My 2020 OPD - Maw o Snails
PDF at end of post

One Page Dungeons are a form of adventure publication that is literally what it says in the name. One, one-sided, 8.5” x 11”/A4 piece of paper with a complete adventure on it. How one wants to do that is the interesting part. Sure it’s a gimmick, but it’s a fascinating one because the highly restricted space encourages a lot of design compromise that ultimately makes the designer decide what has to cut and what the most space saving way to communicate is. There’s practical and aesthetic considerations as well - which likely appeal to the more artistically and design inclined, but for the adventure designer the One Page Dungeon (OPD) is an experiment in cutting away the unnecessary and emphasizing the most important elements of a chosen playstyle and preferred design goals.

Below I’ll explain in more detail, but here is a list of steps and considerations that go into a One Page Dungeon, or at least a specific type of One Page Dungeon -- the keyed location based kind with as much classic exploration feel as possible:

  • Brevity, Not Ultraminimalism
  • Reduce Density, Not Size
  • One Solid Image
  • Avoid Gimmicks and Accommodations Unless they Save Space
  • Use Map and Other Aesthetics to Add Detail and Complexity

Wednesday, September 9, 2020

Dungeon Crawl Practice 9 - Vessels of the Plague Fleet & Dungeon Types

The Capital Fleet of the Successor Empire, once a thousand stone ships, depleted and weakened by mutiny, war, neglect, disaster and finally broken in the war of Maratime Schism by magical plague.

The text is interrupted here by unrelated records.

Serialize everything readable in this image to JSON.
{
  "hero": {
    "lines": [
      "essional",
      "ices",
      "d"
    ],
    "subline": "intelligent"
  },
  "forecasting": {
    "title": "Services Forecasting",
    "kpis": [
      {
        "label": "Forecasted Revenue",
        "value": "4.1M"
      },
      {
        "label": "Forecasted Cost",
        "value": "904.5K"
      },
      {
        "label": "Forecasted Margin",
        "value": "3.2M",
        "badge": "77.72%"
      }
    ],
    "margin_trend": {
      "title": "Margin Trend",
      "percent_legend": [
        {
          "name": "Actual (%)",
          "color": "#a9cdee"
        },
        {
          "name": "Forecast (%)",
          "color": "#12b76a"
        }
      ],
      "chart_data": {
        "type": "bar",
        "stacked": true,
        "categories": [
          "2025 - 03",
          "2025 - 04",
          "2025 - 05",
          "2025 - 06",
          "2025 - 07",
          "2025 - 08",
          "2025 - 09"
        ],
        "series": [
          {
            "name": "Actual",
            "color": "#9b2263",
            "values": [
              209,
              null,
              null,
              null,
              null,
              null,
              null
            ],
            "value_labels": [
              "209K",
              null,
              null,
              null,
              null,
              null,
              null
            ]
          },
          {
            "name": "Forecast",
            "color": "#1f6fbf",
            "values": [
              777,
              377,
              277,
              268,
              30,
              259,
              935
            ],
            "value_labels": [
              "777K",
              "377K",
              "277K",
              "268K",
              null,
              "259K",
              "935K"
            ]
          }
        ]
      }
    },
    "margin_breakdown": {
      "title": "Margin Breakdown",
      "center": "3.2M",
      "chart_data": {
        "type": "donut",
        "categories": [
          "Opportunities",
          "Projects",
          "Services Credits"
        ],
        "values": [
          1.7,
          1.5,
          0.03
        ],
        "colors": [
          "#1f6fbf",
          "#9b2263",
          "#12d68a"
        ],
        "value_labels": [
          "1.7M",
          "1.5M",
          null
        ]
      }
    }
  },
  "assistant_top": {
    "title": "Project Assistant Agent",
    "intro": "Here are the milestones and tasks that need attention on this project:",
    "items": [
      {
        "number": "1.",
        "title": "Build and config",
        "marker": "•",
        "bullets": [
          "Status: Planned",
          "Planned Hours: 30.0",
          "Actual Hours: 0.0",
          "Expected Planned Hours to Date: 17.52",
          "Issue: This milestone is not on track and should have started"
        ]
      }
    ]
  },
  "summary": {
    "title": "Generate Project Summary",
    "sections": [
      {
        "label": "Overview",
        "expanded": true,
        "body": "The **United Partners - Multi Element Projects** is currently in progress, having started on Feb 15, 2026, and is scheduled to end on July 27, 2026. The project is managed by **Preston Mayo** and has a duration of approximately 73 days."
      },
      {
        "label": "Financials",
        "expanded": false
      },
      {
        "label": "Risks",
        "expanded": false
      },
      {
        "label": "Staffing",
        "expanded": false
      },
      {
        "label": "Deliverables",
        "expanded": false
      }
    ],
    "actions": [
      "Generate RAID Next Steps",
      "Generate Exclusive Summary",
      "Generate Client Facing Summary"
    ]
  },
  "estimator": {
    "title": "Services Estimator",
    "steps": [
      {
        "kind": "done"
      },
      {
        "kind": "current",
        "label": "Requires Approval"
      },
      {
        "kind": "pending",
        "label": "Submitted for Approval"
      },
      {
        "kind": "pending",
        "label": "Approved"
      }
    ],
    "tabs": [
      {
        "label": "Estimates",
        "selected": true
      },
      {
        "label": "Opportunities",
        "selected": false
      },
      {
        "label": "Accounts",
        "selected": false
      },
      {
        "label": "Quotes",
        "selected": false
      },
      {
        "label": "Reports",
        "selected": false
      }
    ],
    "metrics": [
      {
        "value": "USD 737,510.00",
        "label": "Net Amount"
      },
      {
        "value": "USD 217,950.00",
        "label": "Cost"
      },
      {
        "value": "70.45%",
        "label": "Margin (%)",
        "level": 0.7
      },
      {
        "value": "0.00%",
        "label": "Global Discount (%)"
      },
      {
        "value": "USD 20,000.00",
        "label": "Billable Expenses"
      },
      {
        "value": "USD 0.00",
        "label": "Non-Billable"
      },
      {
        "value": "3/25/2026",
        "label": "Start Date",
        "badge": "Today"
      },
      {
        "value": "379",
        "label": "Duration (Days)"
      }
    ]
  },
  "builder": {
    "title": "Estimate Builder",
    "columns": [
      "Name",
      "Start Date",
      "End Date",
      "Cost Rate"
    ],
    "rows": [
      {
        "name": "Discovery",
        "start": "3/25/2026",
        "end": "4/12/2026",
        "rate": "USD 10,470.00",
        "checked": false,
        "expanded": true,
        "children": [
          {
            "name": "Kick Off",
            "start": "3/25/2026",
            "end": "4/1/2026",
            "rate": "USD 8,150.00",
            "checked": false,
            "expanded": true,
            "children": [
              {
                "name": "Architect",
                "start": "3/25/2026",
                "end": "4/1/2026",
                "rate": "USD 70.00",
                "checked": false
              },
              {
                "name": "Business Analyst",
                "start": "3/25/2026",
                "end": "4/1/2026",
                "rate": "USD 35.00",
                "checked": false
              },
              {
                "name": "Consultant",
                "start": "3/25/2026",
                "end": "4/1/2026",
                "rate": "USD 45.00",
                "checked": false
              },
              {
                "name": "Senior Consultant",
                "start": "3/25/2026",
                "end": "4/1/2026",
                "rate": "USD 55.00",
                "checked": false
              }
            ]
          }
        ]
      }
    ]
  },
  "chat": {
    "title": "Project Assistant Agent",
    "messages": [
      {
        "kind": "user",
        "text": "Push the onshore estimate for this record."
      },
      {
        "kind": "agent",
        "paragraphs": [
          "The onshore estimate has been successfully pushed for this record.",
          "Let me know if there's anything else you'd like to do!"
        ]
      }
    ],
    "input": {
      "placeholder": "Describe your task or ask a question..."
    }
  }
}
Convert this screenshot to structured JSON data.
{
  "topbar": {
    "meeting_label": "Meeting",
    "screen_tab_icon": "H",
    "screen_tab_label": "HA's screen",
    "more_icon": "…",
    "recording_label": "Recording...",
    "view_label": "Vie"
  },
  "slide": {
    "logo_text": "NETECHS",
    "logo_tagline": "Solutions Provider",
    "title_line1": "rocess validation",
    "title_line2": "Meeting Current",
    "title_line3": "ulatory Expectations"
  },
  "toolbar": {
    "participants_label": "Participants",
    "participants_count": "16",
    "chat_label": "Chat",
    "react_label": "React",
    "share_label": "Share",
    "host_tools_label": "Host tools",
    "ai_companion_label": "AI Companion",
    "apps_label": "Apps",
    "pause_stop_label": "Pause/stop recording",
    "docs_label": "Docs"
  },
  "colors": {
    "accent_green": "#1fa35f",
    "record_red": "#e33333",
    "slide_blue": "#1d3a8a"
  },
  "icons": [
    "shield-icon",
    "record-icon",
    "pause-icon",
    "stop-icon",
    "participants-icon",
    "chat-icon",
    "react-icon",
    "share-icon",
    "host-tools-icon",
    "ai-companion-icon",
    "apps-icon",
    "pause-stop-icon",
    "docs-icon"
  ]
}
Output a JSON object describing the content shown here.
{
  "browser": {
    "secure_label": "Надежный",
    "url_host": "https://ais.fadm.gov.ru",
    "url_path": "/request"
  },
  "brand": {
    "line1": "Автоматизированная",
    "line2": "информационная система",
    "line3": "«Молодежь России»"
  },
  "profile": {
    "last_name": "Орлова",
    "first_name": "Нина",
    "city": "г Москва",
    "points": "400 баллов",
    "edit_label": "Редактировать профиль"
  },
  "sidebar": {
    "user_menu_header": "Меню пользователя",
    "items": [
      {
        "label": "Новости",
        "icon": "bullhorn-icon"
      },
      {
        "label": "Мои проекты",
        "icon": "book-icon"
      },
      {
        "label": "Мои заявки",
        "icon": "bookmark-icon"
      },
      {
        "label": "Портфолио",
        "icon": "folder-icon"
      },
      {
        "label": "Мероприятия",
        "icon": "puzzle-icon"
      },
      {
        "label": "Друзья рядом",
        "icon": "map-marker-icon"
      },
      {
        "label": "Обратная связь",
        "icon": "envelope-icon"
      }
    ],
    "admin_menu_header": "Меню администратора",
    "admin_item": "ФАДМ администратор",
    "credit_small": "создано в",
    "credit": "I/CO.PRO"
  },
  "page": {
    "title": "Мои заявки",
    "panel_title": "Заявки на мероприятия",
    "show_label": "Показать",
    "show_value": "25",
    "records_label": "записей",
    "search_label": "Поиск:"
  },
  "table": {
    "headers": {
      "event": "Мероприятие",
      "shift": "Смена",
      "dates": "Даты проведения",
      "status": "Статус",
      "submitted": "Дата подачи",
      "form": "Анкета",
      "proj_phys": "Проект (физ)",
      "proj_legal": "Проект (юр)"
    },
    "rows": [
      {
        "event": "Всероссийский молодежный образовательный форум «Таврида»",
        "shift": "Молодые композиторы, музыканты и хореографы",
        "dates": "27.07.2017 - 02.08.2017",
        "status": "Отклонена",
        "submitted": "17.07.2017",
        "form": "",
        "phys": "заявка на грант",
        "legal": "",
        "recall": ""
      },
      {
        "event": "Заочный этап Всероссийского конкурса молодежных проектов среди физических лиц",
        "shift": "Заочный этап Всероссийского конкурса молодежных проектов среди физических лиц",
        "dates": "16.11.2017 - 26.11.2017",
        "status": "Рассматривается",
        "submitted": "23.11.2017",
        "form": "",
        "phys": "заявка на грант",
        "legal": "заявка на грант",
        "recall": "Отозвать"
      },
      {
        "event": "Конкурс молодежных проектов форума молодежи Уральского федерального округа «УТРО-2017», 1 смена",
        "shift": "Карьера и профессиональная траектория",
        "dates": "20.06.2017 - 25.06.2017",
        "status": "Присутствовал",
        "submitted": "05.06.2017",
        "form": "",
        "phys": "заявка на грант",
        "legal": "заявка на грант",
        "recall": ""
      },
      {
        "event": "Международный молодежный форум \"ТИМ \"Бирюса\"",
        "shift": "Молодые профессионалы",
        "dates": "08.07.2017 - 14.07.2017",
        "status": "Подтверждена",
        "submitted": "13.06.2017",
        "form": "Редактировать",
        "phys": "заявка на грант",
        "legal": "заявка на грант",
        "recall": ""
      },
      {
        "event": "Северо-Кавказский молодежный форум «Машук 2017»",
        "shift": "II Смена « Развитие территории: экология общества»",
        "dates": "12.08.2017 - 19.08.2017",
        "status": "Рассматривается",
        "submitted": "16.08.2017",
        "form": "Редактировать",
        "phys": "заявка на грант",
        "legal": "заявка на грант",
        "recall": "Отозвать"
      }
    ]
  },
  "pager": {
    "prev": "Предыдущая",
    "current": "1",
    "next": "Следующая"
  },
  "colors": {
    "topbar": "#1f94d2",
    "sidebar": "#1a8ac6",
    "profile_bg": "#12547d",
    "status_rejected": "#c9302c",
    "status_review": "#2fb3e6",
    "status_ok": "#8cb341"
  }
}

Trapped in the estuary of the Green Flow, the towering stone hexareme and octeres - each a floating castle topped in towers and fortresses mired in mud. The smaller trihemioliai and quinquereme, baking on the hot sea, crews skeletonized by disease. Beyond the pickets of the Schismatics, and the units of the mutinied units of the Expeditionary Fleets. Lingering, crews and marines bloated and raved under the Pyre Sea sun until the surviving captains met, pooling their healthy sailors, manned an escape squadron, headed by the bombardment enneres Implacable, and sailed out to battle the mutineers in a long pursuit back to Aurum Ferro. The fleet that remained died at the hands of its sickly crews. Shuttlecocks opened, weapons spiked, the dying crews denied their vessels to their enemies: sinking with them or driving them ashore.

Three easily explored vessels are included here and are the most complete and well preserved of the Plague Fleet, fixed fast in its mud and the dense mangroves that have grown outward as the Green Flow dumps tons of rich sediment into the Morass each year.

The Hemolina Cruelty, a lighter vessel, a sharp prowed raider driven into the shore, its trapped treasure holds still containing plunder from a raid on the Sapphire Islands of the Maratime Provence. Currently the renegade revolutionaries, the Lost Lambs scavenge its stern in search of volatile arcane munitions to aid their insurrectionist violence.

The Quadireme Risen Empire, a siege ship, rebuilt from the razee of the burnt octeres One Thousand Wisdoms, now mired deep in the mangrove, its overgrown bombard decks home to the court of the Ape King and its holds a submerged ghost grave.

The Hexareme Red Queen rests in the shallows, a stately dreadnought, trapped in time. Aboard the forces of its former ship’s daemon stalks the decks, animating the vessel’s figurehead, locked in an endless battle with the soul of the sorcerer king once bound to its power plant.

Perhaps 30 other vessels are lost in the Green Morass and the waters around it, most entirely submerged or buried in silts. Others are capsized, choked with mangrove, or burnt shells, emptied of accessible valuables by time and the elements. These other wrecks can be expanded on by an ambitious GM (Appendix A includes some tables and ideas on how to do so) but the Cruelty, Risen Empire and Red Queen represent both many sessions of exploration and the central puzzle of the Plague fleet, so it’s unlikely a party in an open world game will want to explore them all.

Old Games

Let’s talk about old tabletop roleplaying games - specifically the kind of games played in the 1980’s and recently depicted in the nostalgia...